Visiting the sick is one of the seven Corporal Works of Mercy. To me it always conjures up visions of cool, wide-aisled hospitals in southern Europe around the turn of the seventeenth century; or Victorian ladies bringing soup and improving literature to the hovels of the poor in industrial Britain. Recently, however, I have been confronted by its contemporary reality. I’m not exactly well, so people visit me, either here at the monastery, by telephone, or online via email and Social Media. It may amuse you for a minute or two if I share a few thoughts, from the point of view of one being visited rather than doing the visiting.

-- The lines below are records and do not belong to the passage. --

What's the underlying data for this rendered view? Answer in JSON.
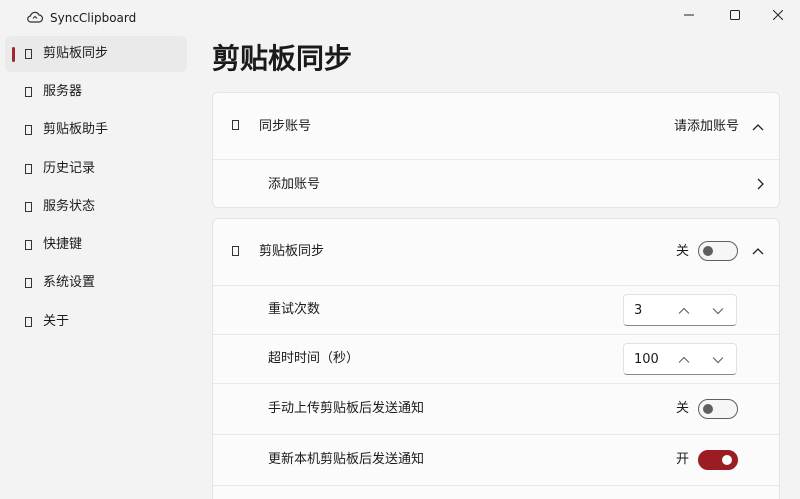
{
  "app": {
    "title": "SyncClipboard"
  },
  "window": {
    "minimize": "minimize",
    "maximize": "maximize",
    "close": "close"
  },
  "sidebar": {
    "items": [
      {
        "label": "剪贴板同步",
        "selected": true
      },
      {
        "label": "服务器"
      },
      {
        "label": "剪贴板助手"
      },
      {
        "label": "历史记录"
      },
      {
        "label": "服务状态"
      },
      {
        "label": "快捷键"
      },
      {
        "label": "系统设置"
      },
      {
        "label": "关于"
      }
    ]
  },
  "page": {
    "title": "剪贴板同步"
  },
  "account_card": {
    "header": {
      "label": "同步账号",
      "value": "请添加账号"
    },
    "add_account": {
      "label": "添加账号"
    }
  },
  "sync_card": {
    "header": {
      "label": "剪贴板同步",
      "toggle_text": "关",
      "toggle_on": false
    },
    "retry": {
      "label": "重试次数",
      "value": "3"
    },
    "timeout": {
      "label": "超时时间（秒）",
      "value": "100"
    },
    "manual_notify": {
      "label": "手动上传剪贴板后发送通知",
      "toggle_text": "关",
      "toggle_on": false
    },
    "local_notify": {
      "label": "更新本机剪贴板后发送通知",
      "toggle_text": "开",
      "toggle_on": true
    }
  },
  "colors": {
    "accent": "#9b1c22",
    "background": "#f3f3f3",
    "card": "#fbfbfb"
  }
}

It is very nice to know that people care, especially when one is no longer able to do many of the things one used to take for granted. The unexpected ‘phone call from an old friend living far away, the brief visit from a friend, old or new — these are (usually) a delight. But the telephone call that comes just as one is about to go to bed; the ‘friend’ who claims to be of long-standing since we met twenty years ago at a conference and therefore drops in unannounced; the group that turns up expecting tea and cake as they do their Christian duty of visiting the sick — these sometimes strain the charity of the one being blessed by their presence. The truth is, when one isn’t well, one’s mood is unpredictable. There can be sudden and dispiriting losses of energy; one can become peevish over trifles; one isn’t always as welcoming as one would like to be, and then is left full of regret when one hasn’t risen to the occasion. The people one would most like to see tend to be very reluctant to put themselves forward. They don’t telephone or visit for fear of intruding. The net result is that the sick see rather more than they want of people they don’t greatly care for, and far too little of those they do. It is part of what it means to be sick, losing the ability to choose how one spends one’s time and with whom; and because I am a lazy letter-writer and am eternally slithering about on the slopes of the monastery’s email mountain, I am full of regret at the friends I haven’t been able to keep up with, and the people I have (unintentionally) ignored.
I think Benedict probably got things right when he spoke of ensuring that the sick should suffer no neglect and be patiently borne with, while the sick themselves should take care not to weary others with their excessive demands. It’s a two-way thing. We are all ill at some point in our lives; and we all have to care for others who are ill. We do the best we can, whether sick or well; but when we are well ourselves, it is difficult to enter imaginatively into the feelings of those who aren’t, no matter how hard we try. Loneliness and fear can affect anyone , and for the elderly, in particular, who may have no family living near and whose friends are probably in the same state as themselves, a visit, especially from a younger person, can be a great joy. It is, however, not always easy to gauge what would be appropriate or when. That is why I myself have opted for total honesty. I have now learned to say, ‘I’m sorry, I’m really too tired for a visit today and I find it difficult to plan ahead,’ although I haven’t yet learned how to cope with the reaction such honesty may sometimes provoke.
That brings me to my final point. Illness tends to be a messy business, as life itself is. We shouldn’t be surprised that we ‘get it wrong’. On the days I’m tired and tetchy, I have to work hard to convince myself that my current unsociability is not the whole story. Whatever my failure to respond to the kindness of others, I know that their kindness will be rewarded; that the sacrifices they have made to serve the sick are not in vain. As they say in the Facebook relationship status, it’s complicated; but one day we’ll see how it all works out.